The electronic communications code regulates the relationship between landowners and providers of telecommunications services such as broadband, mobile phone networks, cable television, and landlines.
The code has been in force, subject to some minor changes, since 1984 and was widely considered as not fit for purpose.
It has now been announced that the new electronic communications code will come into force on 28 December 2017.
The new code contains very onerous provisions for landowners who want to remove telecoms equipment, such as mobile phone masts, from their land.
To terminate an agreement protected by the new code, a site provider must serve at least 18 months’ notice on the operator. The site provider must then apply to court and prove one of four statutory grounds, before then serving another “reasonable” period of notice and applying to court yet again to seek removal of the equipment.

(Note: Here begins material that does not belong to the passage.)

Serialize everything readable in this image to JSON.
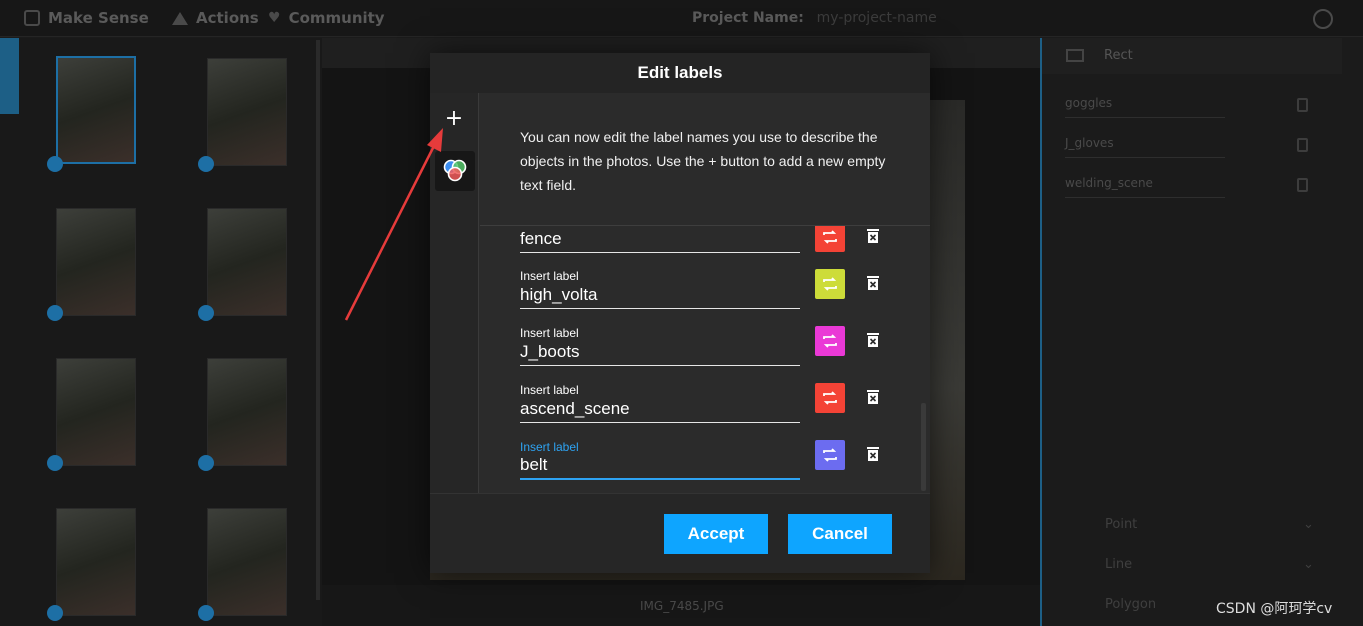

However, under the transitional arrangements, a landowner can serve a notice under the old code before 28 December, giving just 28 days’ notice requiring removal of the equipment. A court application would still be required if the operator opposes the removal, and the deck will still be stacked heavily in favour of the operator, but the shorter notice period should greatly increase the chances of an early settlement.
Another key feature of the new code is that operators will be able to access, upgrade, assign and share apparatus with other operators without, subject to some minor exceptions, needing the landowner’s consent.
There will also now be a clearer process for renewing code agreements, with a new method of valuing the remuneration that must be paid to the landowner. Whilst, under the old code, it was commonly regarded that the operator must pay market value, the valuation must now disregard any impact on rent caused by the site being suitable for an electronic communications network, and it must be assumed that there are other available sites for the equipment.
Overall, the new code provides landowners and operators with a clear and certain process for renewal of agreements, albeit probably at the expense for landowners of lower rental streams.
Operators struggling to offer strong mobile phone signals across the country will benefit from sweeping new powers to upgrade equipment and will benefit from, presumably, substantial cost savings by sharing equipment with other operators. It remains, though, extremely difficult for landowners to get rid of telecoms operators once they have been let onto their land, so should exercise caution if they have any intention to develop the land in the future.